Rediscovering radiology’s ‘soul’ in the AI era

Despite radiology’s love-hate relationship with artificial intelligence (AI), advances could afford the field an opportunity to “hit refresh” and reinvent itself, Emory University professor and radiologist Srini Tridandapani, PhD, MD, MSCR, wrote in Academic Radiology this month.

In the journal, Tridandapani draws parallels between “Hit Refresh”—Microsoft CEO Satya Nadella’s written take on the challenges and opportunities Microsoft faces in the technological era—and radiology, which is winding down after decades of perfecting medical imaging practices and PACS. 

“Clearly, a revolution is taking place in computing, and the current intellectual gold rush for these technology companies lies in developing and harnessing artificial intelligence tools in various fields,” Tridandapani wrote. “And just as Nadella posits that AI is the tool that will help Microsoft rediscover its soul, it is also the tool that will help us rediscover radiology’s soul.”

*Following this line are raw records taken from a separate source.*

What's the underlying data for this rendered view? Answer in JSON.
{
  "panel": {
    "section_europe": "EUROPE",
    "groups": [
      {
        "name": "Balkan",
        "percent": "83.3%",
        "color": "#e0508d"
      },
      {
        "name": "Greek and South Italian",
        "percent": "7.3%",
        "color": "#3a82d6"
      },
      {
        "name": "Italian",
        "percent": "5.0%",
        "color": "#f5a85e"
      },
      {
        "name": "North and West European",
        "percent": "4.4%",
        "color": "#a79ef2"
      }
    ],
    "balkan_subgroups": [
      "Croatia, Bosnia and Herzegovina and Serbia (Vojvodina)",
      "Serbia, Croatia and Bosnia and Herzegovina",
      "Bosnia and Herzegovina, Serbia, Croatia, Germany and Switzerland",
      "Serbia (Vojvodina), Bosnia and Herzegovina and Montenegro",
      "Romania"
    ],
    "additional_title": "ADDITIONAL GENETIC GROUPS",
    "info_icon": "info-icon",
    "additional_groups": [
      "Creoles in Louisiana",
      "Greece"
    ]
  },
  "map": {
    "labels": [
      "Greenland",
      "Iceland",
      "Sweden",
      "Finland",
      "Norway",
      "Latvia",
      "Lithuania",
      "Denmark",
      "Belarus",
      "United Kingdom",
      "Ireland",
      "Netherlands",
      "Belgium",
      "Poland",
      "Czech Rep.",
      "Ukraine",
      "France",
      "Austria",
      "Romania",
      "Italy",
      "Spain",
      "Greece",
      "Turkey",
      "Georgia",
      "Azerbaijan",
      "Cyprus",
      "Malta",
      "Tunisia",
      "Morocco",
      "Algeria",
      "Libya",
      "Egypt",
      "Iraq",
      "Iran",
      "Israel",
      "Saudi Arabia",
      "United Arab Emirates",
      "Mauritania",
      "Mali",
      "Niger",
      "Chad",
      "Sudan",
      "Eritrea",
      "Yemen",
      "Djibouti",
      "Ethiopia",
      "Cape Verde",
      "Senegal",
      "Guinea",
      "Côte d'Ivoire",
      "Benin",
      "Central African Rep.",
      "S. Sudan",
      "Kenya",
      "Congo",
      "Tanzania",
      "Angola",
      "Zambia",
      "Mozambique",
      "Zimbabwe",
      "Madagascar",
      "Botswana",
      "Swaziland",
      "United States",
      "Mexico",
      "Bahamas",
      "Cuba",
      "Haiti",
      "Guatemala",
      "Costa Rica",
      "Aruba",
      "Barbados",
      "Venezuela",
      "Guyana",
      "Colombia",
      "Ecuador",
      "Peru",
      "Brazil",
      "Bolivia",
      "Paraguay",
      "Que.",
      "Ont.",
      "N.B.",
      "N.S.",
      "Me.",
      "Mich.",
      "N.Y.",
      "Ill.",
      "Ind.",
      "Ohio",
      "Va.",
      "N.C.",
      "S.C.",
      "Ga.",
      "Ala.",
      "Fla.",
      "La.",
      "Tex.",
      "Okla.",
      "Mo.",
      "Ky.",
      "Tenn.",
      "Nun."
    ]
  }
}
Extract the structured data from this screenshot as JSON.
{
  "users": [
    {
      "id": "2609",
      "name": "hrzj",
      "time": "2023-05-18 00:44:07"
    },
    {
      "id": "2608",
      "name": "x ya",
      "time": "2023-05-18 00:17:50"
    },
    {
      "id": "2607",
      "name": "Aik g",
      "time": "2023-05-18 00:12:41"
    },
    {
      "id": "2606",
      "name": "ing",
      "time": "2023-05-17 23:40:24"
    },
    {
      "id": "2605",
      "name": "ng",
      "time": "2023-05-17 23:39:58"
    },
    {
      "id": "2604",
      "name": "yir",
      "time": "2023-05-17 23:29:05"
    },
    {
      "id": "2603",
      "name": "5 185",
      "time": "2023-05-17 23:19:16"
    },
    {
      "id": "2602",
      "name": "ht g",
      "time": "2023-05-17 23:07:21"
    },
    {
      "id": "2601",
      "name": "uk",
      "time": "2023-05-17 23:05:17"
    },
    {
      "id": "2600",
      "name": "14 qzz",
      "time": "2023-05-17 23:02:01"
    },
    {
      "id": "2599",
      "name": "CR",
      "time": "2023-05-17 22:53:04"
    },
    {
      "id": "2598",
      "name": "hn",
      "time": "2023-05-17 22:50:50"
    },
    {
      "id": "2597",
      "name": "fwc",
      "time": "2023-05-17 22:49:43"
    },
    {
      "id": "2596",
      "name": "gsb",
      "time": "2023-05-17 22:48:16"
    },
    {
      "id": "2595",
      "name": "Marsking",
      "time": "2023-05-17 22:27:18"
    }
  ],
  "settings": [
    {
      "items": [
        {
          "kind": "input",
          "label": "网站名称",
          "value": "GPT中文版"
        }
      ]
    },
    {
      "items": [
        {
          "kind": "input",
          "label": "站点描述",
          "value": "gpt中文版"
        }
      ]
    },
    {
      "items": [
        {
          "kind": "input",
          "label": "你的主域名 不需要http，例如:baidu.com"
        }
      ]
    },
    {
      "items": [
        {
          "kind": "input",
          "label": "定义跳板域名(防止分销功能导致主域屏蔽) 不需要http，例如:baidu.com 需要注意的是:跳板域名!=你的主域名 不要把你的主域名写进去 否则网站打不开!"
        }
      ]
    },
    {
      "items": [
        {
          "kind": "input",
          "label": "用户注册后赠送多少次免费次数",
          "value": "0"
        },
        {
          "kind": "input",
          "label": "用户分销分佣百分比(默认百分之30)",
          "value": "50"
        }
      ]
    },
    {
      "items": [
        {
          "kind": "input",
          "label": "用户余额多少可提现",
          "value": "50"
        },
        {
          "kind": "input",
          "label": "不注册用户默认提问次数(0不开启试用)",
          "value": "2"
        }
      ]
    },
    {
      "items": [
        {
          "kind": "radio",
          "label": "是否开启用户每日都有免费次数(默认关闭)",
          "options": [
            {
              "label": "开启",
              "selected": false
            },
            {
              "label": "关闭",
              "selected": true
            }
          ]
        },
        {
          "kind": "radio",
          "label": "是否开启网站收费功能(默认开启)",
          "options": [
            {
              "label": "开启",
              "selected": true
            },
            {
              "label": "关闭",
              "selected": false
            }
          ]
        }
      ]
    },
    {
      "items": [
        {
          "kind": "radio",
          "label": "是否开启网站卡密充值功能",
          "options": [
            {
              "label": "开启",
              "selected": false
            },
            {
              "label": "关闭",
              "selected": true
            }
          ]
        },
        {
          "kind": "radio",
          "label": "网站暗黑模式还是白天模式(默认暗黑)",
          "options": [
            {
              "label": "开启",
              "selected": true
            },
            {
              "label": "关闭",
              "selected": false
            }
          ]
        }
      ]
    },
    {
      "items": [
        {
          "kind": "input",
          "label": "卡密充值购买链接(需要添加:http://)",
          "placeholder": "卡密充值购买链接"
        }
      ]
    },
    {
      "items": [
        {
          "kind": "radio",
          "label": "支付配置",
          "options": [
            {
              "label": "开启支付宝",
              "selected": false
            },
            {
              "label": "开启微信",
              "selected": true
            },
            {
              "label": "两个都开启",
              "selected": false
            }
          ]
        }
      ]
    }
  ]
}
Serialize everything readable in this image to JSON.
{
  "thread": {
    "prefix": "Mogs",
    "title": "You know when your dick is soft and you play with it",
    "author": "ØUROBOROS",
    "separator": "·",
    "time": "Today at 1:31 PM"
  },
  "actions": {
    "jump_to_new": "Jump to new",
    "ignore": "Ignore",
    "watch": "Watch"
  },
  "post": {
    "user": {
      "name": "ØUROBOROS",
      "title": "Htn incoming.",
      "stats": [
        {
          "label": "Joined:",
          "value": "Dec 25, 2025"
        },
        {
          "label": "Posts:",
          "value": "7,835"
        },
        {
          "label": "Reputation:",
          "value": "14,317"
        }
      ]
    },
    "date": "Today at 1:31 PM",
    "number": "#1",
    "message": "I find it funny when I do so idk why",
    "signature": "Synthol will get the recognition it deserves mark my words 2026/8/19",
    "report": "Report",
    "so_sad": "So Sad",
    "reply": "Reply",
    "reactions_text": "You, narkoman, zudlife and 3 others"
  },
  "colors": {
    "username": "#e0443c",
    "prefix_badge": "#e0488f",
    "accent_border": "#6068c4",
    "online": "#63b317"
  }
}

Tridandapani said radiology’s rapid development makes way for AI, since as imaging practices advance, so does the amount of data that will need to be processed. Hundreds of images can be shipped across the country in seconds with modern digital capabilities, he said. Many radiologists haven’t seen images printed on film in over a decade, and that’s if they remember them at all.

“We have made what may have seemed impossible 30 years ago a reality,” he wrote. “If PACS was our end goal, then we have arrived, and there are no more transformational challenges to tackle in radiology.”

Tridandapani said radiologists can develop short-term solutions—what he described as “low-hanging fruit”—to conquer the inevitable data overload from PACS, including tools that will help prioritize studies and patients, maintain worklists and “take out the drudgery in our jobs.” Eventually, he said, machines will take responsibility for those tasks and devise ways to complete them even more efficiently.

It might generate a good amount of buzz in the radiological community,  but Tridandapani said it’s actually a good thing that technology will take some of the busywork out of radiologists’ jobs.

“The advances in the future will free us to do what we should be doing more of, which is to reconnect with our patients and interpret test results for them,” he wrote. “AI will never replace us because we can and will provide this care with empathy.”

Even if AI continues to outpace radiologists’ handiwork, physicians can rest easy knowing the tech isn’t too far ahead.

“AI will not be able to replace us entirely, even technically,” Tridandapani said. “Current AI efforts have achieved limited success in narrowly focused image interpretation problems, and there is no indication that an AI system can practice general radiology. That having been said, radiology needs to do some soul-searching to redefine its role in healthcare given the increasingly prevalent role of computers.”